Content starts
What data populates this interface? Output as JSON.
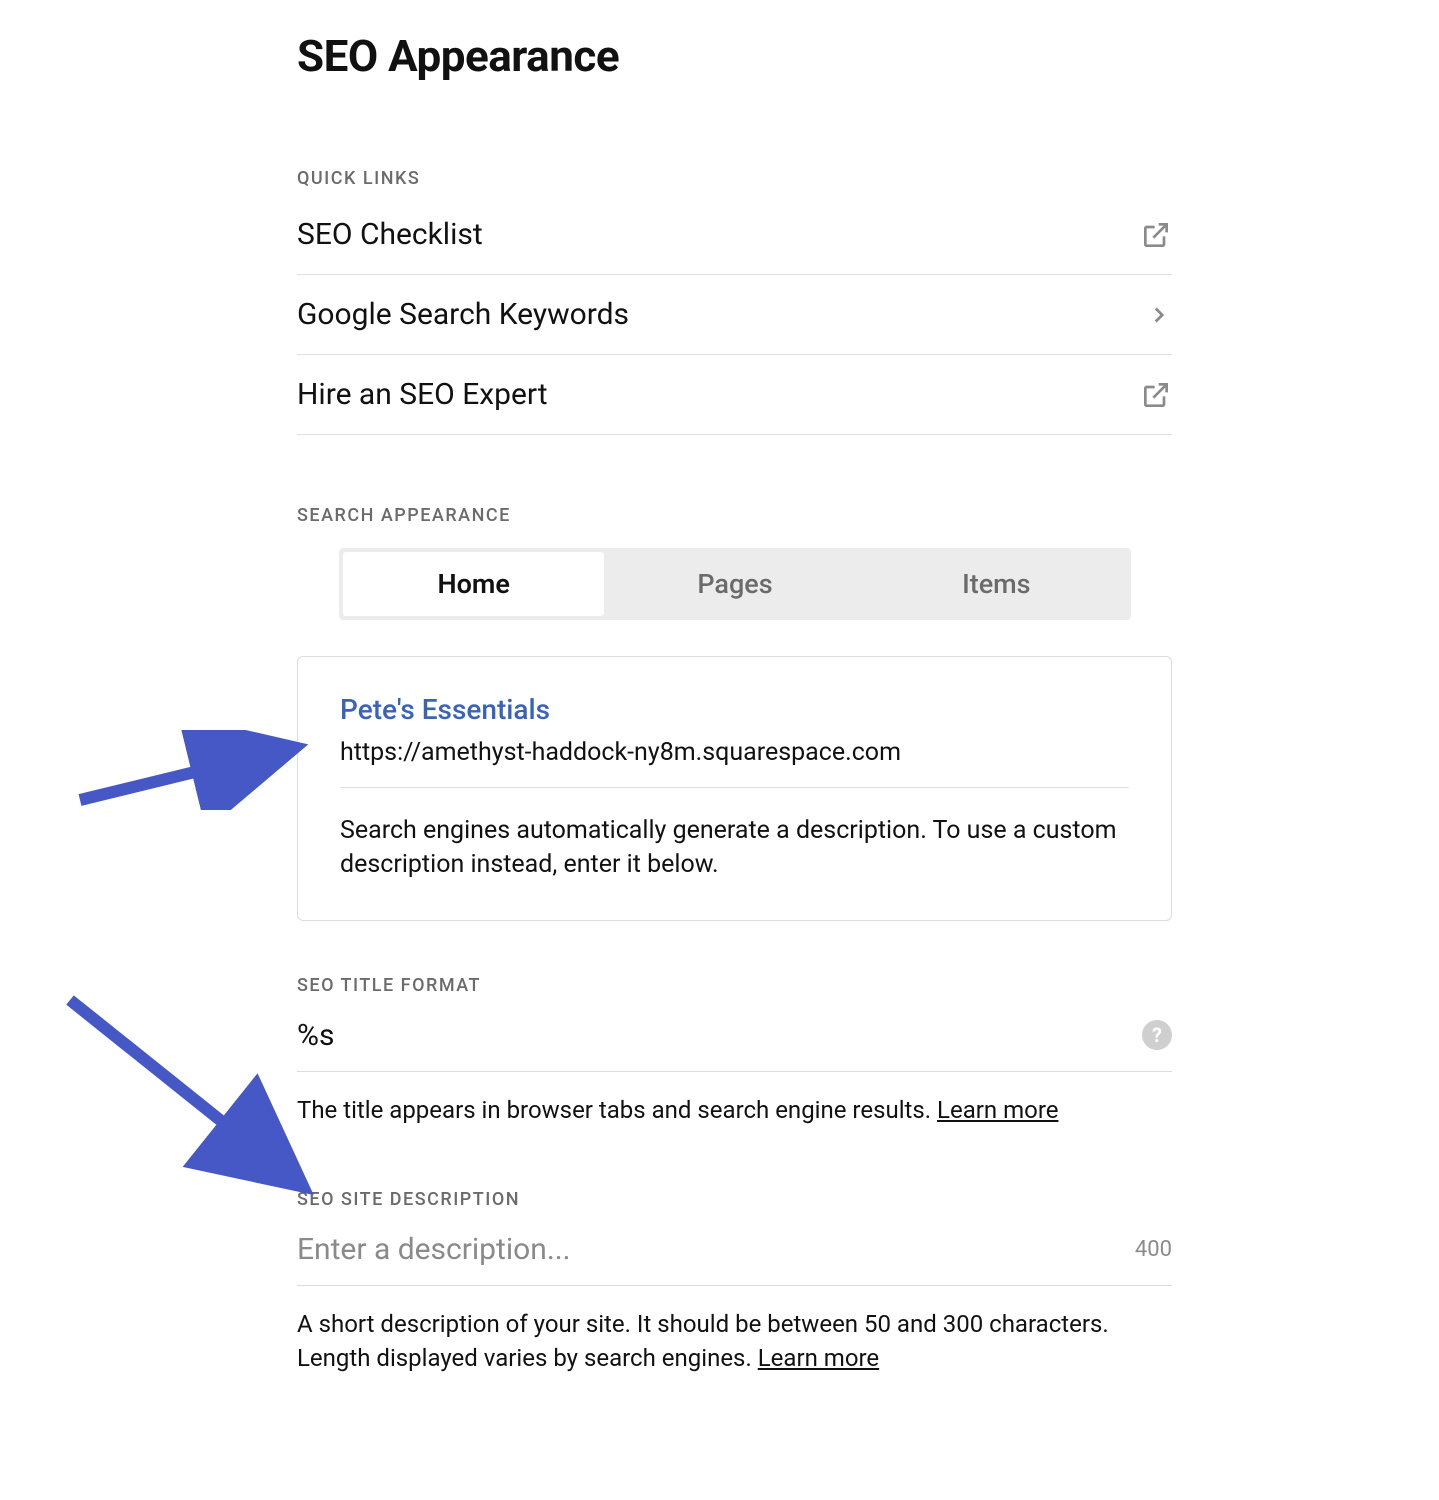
{
  "header": {
    "title": "SEO Appearance"
  },
  "quick_links": {
    "label": "QUICK LINKS",
    "items": [
      {
        "label": "SEO Checklist",
        "icon": "external"
      },
      {
        "label": "Google Search Keywords",
        "icon": "chevron"
      },
      {
        "label": "Hire an SEO Expert",
        "icon": "external"
      }
    ]
  },
  "search_appearance": {
    "label": "SEARCH APPEARANCE",
    "tabs": [
      {
        "label": "Home",
        "active": true
      },
      {
        "label": "Pages",
        "active": false
      },
      {
        "label": "Items",
        "active": false
      }
    ],
    "preview": {
      "title": "Pete's Essentials",
      "url": "https://amethyst-haddock-ny8m.squarespace.com",
      "description": "Search engines automatically generate a description. To use a custom description instead, enter it below."
    }
  },
  "seo_title_format": {
    "label": "SEO TITLE FORMAT",
    "value": "%s",
    "helper_text": "The title appears in browser tabs and search engine results. ",
    "learn_more": "Learn more"
  },
  "seo_site_description": {
    "label": "SEO SITE DESCRIPTION",
    "placeholder": "Enter a description...",
    "char_limit": "400",
    "helper_text": "A short description of your site. It should be between 50 and 300 characters. Length displayed varies by search engines. ",
    "learn_more": "Learn more"
  },
  "annotations": {
    "arrow1_target": "preview-url",
    "arrow2_target": "seo-site-description-section"
  }
}
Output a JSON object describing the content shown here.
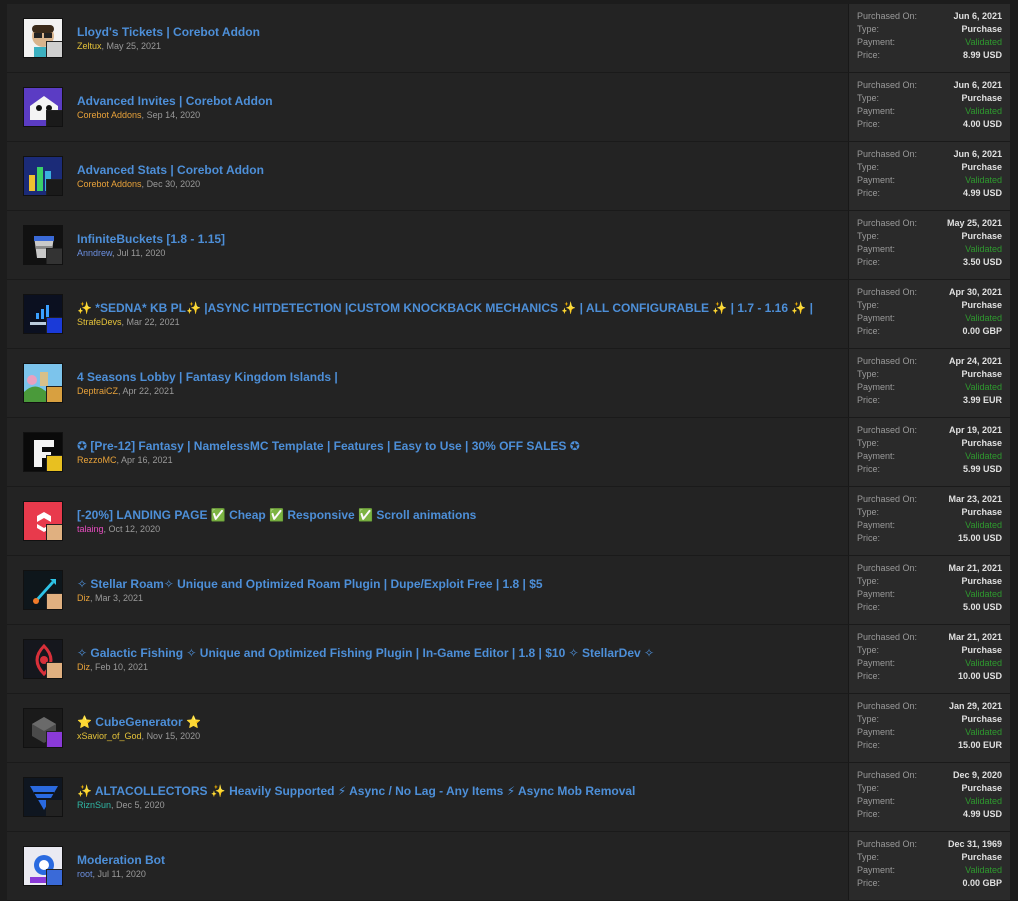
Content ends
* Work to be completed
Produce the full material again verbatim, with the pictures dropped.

* Your solution
What data populates this interface? Output as JSON.
{
  "header": {
    "title": "SEO Appearance"
  },
  "quick_links": {
    "label": "QUICK LINKS",
    "items": [
      {
        "label": "SEO Checklist",
        "icon": "external"
      },
      {
        "label": "Google Search Keywords",
        "icon": "chevron"
      },
      {
        "label": "Hire an SEO Expert",
        "icon": "external"
      }
    ]
  },
  "search_appearance": {
    "label": "SEARCH APPEARANCE",
    "tabs": [
      {
        "label": "Home",
        "active": true
      },
      {
        "label": "Pages",
        "active": false
      },
      {
        "label": "Items",
        "active": false
      }
    ],
    "preview": {
      "title": "Pete's Essentials",
      "url": "https://amethyst-haddock-ny8m.squarespace.com",
      "description": "Search engines automatically generate a description. To use a custom description instead, enter it below."
    }
  },
  "seo_title_format": {
    "label": "SEO TITLE FORMAT",
    "value": "%s",
    "helper_text": "The title appears in browser tabs and search engine results. ",
    "learn_more": "Learn more"
  },
  "seo_site_description": {
    "label": "SEO SITE DESCRIPTION",
    "placeholder": "Enter a description...",
    "char_limit": "400",
    "helper_text": "A short description of your site. It should be between 50 and 300 characters. Length displayed varies by search engines. ",
    "learn_more": "Learn more"
  },
  "annotations": {
    "arrow1_target": "preview-url",
    "arrow2_target": "seo-site-description-section"
  }
}
Output a JSON object describing the content shown here.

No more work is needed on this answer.